I often wish we had a “conscience test’ that people in power or finance had to pass. But even if we had one, there would soon be a way to cheat on it.
“The agency will also hold a workshop on bank ethics and culture in the autumn…”
Seriously? What a crock full of crap!
These banksters already know the “ethics & culture” better than the regulators. They know EXACTLY how far they can go outside of those ethics, & still get away with fines rather than imprisonment. (VERY far, obviously).
And, of course, they also know the fines will be much smaller than their criminal gains.
I’m hoping the cost of those “workshops” isn’t coming from taxpayers dollars. The only place I want my tax money to go, is in putting & keeping them in prison (The actual PEOPLE responsible).
It’s become quite obvious the “cops” (our govt.) IS an accomplice to these crimes, as so aptly put in another response here.
I remain absolutely disgusted with the govt solution of fines in which the govt gains, but those of us who lost our homes see no compensation. (Unless you wish to count the $300 most received from the IFR. Ha, ha).
I’ve even come to strongly suspect the govt lets them cross the lines, in order to obtain more money from fines.
“… in order to obtain more money from fines.” Exactly as the cop on the beat takes a fiver out of the pot every so often, for a game of three card monte.
Morals and Ethics.
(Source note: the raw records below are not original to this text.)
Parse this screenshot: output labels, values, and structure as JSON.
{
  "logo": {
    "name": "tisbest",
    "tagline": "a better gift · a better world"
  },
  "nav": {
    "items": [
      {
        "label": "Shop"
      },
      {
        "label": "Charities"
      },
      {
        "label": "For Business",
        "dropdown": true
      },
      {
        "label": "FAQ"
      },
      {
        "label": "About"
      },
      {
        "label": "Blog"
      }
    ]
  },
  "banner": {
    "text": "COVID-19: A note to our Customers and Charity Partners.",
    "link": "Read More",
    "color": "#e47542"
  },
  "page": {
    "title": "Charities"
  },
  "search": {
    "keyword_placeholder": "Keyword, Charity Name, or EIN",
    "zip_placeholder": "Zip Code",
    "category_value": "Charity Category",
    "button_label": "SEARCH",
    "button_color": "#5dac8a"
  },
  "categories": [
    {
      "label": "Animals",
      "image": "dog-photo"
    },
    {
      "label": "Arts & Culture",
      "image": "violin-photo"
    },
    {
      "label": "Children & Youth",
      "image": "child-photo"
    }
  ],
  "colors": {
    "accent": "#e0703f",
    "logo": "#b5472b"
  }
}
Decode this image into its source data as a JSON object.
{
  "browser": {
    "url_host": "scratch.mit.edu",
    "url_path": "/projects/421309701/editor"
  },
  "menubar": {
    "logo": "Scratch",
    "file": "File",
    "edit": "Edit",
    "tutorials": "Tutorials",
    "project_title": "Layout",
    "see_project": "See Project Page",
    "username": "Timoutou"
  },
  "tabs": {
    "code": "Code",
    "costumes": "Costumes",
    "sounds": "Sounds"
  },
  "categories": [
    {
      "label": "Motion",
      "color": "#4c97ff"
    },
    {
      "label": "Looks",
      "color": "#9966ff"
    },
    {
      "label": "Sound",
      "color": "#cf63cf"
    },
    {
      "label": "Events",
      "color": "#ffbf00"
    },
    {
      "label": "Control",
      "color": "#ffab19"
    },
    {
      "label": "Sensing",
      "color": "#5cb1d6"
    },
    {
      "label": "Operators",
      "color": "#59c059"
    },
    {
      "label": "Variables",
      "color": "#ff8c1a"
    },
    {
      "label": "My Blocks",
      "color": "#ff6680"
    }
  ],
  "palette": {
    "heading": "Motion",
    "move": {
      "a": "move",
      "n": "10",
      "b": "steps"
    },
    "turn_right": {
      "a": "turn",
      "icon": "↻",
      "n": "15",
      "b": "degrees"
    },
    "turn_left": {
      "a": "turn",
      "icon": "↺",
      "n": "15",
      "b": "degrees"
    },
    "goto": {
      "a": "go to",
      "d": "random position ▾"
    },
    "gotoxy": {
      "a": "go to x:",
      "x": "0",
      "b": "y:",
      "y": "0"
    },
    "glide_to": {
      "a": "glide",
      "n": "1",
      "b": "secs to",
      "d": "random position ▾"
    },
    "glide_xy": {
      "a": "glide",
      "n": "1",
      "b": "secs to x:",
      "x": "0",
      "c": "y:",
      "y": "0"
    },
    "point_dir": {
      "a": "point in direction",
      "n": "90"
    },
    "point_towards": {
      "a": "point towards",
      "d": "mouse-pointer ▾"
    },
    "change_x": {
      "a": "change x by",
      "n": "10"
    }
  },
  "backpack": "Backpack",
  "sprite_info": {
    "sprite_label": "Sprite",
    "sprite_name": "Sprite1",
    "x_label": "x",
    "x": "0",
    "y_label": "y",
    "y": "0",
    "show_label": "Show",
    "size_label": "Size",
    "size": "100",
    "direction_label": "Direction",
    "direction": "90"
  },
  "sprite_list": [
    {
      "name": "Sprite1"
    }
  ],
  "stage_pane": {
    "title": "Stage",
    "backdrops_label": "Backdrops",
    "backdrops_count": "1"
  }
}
That is a good beginning point. I was raised in a village where every one knew every one. It was fun. Ethics and morals are taught by parents and grand parents, influenced by friends and girlfriends. America was very successfull in stripping the family culture to sell their planned obsolescence products. It also had to do with the wealth factor. I do believe that some times kids raised in rich houses tend to gravitate towards less moral,Ethical behaviour compared to the poor.
This should be recognized as a disease by a neurologist and start filling the bankers bathroom counters with some much needed help. We would believe that there is a medicine to turn a man into ethical person. It’s how you were bought up. Its what you see on daily basis. Its where you live and who your neighbors are. Its what we eat. Its our teachers, our government. I can go on and on. Every single species, non species has a purpose in life.Its not all for consumerism and commodification. I will die. America keeps selling the products, banks keep failing, Nothing will change. I have come to accept it and live a life without a purpose supporting their ideology.
Ah just give ’em another $Trillion dollars, ok? I’m sure things will start to get better.
What’s a couple trillion among friends?
Truly an example of you can’t get people to see a problem if their paycheck relies on them not seeing the problem.
A trillion here, a trillion there, pretty soon we’re talking about real money, (O, Everett, those were the golden years, when a billion was a lot of dough.)
[I mean if we can ever talk about real money. May be an oxymoron for all I know.]
I’m sure a good talking-to from the Fed will solve the problem.
Has the Fed’s appetite for using it’s regulatory authority improved since the Maestro got his Medal of Freedom
or has it essentially remained anemic? If so why not unburden them of that role and fold it into another regulatory agency.